I knew my daughter would bust me.
I just didn’t realize she was going to do it so quickly – or so coldly.
“Dad didn’t do anything when you were gone,” she blurted out matter-of-factly, mere minutes after my wife returned home after a four-day work conference in Tennessee.
That hurt. Almost as much as the wicked glare I shot my 12-year-old daughter as soon as my wife turned away.
Didn’t do anything?
Didn’t do anything?!?!
To say I didn’t do anything might be a bit of an exaggeration, I muttered (or something to that effect) in a feeble attempt to defend myself.
After all, who made sure to hide all the evidence and put all the take-out boxes outside in the recycling bin before mom got home?
Me, that’s who.
And who did all the laundry? Well, wait… No. Nevermind. Scratch that.
Um. Who did… all the floors? No, no. Forget that too.

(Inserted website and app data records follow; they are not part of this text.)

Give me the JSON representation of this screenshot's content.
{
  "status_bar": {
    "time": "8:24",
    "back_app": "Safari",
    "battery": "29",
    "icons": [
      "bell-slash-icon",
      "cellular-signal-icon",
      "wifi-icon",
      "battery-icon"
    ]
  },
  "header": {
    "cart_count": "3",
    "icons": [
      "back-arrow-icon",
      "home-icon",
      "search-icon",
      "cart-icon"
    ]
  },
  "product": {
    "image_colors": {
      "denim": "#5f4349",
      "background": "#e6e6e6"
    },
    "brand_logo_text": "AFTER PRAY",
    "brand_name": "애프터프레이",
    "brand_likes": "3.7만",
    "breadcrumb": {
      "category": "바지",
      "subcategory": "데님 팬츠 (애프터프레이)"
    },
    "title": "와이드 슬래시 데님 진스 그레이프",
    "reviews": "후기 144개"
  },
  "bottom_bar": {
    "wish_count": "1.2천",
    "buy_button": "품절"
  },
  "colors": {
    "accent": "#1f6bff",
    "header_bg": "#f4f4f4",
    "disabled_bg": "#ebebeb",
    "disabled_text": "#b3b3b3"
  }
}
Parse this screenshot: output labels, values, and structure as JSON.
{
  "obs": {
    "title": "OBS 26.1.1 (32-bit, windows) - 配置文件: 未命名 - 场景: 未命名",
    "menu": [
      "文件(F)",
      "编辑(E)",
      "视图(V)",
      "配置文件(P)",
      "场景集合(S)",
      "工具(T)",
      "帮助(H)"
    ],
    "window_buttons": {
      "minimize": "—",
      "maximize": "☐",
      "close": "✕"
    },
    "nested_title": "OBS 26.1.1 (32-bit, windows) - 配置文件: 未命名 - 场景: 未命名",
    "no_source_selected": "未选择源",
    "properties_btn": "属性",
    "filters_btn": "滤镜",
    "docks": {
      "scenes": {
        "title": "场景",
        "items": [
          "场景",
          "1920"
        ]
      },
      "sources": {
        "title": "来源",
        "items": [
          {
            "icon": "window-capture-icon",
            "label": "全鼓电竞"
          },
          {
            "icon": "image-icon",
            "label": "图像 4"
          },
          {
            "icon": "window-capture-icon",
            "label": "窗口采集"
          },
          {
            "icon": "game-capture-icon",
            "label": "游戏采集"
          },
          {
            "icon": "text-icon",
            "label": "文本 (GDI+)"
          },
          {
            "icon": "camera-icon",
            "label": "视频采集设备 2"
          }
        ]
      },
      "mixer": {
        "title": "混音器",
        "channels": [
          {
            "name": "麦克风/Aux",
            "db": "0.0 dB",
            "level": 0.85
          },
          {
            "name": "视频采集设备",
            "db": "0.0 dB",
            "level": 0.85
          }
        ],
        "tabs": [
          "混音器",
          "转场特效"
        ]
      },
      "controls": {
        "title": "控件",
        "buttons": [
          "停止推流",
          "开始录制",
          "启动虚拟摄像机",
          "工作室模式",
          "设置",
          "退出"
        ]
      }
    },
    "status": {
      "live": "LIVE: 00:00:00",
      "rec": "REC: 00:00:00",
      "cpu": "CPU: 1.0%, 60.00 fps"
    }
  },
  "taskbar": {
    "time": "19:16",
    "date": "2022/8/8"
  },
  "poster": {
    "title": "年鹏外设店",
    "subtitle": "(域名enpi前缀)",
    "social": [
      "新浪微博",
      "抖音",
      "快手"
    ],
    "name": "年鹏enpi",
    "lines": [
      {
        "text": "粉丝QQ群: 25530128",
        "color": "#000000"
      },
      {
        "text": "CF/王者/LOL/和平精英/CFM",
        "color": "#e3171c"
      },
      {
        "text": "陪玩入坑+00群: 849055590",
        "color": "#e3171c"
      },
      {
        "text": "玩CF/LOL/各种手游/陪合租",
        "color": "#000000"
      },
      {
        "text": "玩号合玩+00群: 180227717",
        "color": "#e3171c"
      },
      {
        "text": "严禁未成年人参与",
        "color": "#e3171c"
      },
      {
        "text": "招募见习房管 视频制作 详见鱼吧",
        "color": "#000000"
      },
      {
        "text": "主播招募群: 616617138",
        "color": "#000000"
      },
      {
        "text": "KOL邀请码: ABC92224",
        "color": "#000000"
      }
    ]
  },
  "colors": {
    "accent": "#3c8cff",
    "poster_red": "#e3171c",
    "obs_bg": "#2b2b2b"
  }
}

OK. So I’ll admit it. I didn’t do much in terms of housework for the five days my wife was gone.
But to say I didn’t do anything is ludicrous!
In typical dad fashion, I view my weekend accomplishments as nothing short of a miracle!
Dads, back me up here.
The fact that I managed to juggle two extremely busy days at work, five baseball games, one badminton practice, one pre-teen dance, one sleepover, one birthday and one play date – all while keeping my sanity (relatively) intact must earn me some sort of parenting medal.
All kidding aside, the real miracle is that there are thousands of single parents in our community who do this – and much more – every single week.
In Canada, there are more than 1.6 million lone-parent families as of 2016 – and that number is on the rise. And of those, about eight in 10 were female lone-parent families.
And in the U.S., out of about 12 million single-parent families in 2016, more than 80 per cent were headed by single mothers.
I tip my hat to every single one of them.
Because while I jest about my four hectic days as a lone parent, recent statistics are no laughing matter.
A 1996/1997 Stats Can study found that working lone mothers have the highest levels of time-stress compared to all other demographic groups.
Compared to the general population, lone mothers have higher rates of chronic illness, disability days, activity restrictions, and are three times more likely to visit health care professionals about their mental and emotional health.
They all have my respect.
And not to be overlooked are all the incredibly supportive grandmas, grandpas, uncles and aunties of the world who are always willing to offer a helping hand or take the kids when mom or dad need a break.
(By the way, thanks, grandma, for doing a last-minute run to the airport.)
The African proverb is right.
It truly takes a village.
Beau Simpson is editor of the Now-Leader. He can be reached at email@example.com